The first balcony type attempts to combine the seaside vacation flair with playful coziness and, pretty much like houseplants, became increasingly popular during the pandemic. The “Faux Mediterranean meets hygge” balcony looks pretty much the same across cities, probably because a visit to a certain Swedish store is all one needs to set it up, so creative DIYers get extra points.

“The Pfandpflaschen repository” type of balcony is a forlorn extension of the apartment, and it functions as additional storage for returnable bottles and assorted scraps waiting to be transported to the recycling. This balcony type is characterized by visible signs of carefree neglect and a pungent eau de cigarette smell.

Now you are up! Are there discernible balcony types where you live? What about yours? Best regards from Balconia.

British Sinks

Being abroad can be a nerve-racking adventure in which even the most common daily routines become a hilarious challenge. Take washing your hands for instance. British sinks are the place where dragon fire meets penguin tears. They have two taps: the hot one will scald your hands, whereas the cold one will shatter them into frozen pieces. So, why do British sinks have separate taps for hot and cold water? Foreigners around the world have asked themselves that question for decades.

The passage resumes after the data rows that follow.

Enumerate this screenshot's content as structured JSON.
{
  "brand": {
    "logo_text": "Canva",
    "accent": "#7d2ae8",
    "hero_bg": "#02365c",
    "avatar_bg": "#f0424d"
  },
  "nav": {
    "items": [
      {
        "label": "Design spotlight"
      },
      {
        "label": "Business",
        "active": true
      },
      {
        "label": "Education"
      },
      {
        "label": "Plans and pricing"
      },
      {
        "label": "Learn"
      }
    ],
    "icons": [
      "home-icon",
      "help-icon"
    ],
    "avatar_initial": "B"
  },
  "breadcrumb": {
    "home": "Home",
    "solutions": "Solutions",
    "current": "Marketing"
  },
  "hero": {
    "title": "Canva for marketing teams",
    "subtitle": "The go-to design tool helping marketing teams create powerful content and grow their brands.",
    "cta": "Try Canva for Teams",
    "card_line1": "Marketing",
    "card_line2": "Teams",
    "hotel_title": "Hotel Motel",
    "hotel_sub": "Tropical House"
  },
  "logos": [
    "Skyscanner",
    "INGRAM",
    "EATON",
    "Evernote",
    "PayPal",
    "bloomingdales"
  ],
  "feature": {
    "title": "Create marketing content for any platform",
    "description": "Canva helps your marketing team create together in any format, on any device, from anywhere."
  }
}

British sink with separate taps for scalding hot and polar freezing water

Back in the day when our grandparents were toddlers, houses didn’t have hot running water, just cold water that came from a main supply. Later on, hot water systems were added separately to each building for safety and health reasons.

British plumbers were concerned about the pressure difference between cold and warm water. The first came from a main supply with a much higher pressure than the latter, which was stored in a tank inside each house and relied on gravity. In case of an imbalance of pressures, one stream could force its way into the other and pose a number of problems.

There were also health risks involved. Old tanks were made of galvanized steel, which corrodes easily; and they didn’t usually have a proper lid, which made the tank an AquaLand for errant birds, distracted insects and sweaty rodents in need of a swim. Squatting fauna aside, hot water sitting in an attic tank was not considered safe to drink, for it created the optimal conditions for bacteria like legionella to proliferate and wreak havoc on human stomachs. So, what did the Brits do? They came up with regulations to keep them separate and prevent the hot water contaminating the cold water supply.

You might be thinking: “Sure, but that was YEEEARS ago. Why haven’t they switched to mixer taps yet?” – Well, in a word: tradition. Whereas continental Europe reinvented its water supply system after the war, Britain rebuilt its houses clinging onto the separate taps tradition. Chances are that mixer taps will take over in the future, but in the meantime, have fun flapping your hands between the two taps when washing them.

Customer Service: Germany vs. USA

A few weeks ago I was in a drugstore and the lady clerk promptly barked at me when I asked for soap. Customer service in Europe is not exactly winning gold, especially in Germany, where people’s skills and willingness to help – let alone enthusiasm – are pretty much foreign concepts. Whether you are on the phone with your internet provider or addressing an employee in the supermarket, you may be treated like an inconvenient nuisance, rather than the reason why they have a job. On the other hand, the startling over-friendliness found in customer service in the United States can be a bit daunting to outsiders. What if we met somewhere in the middle?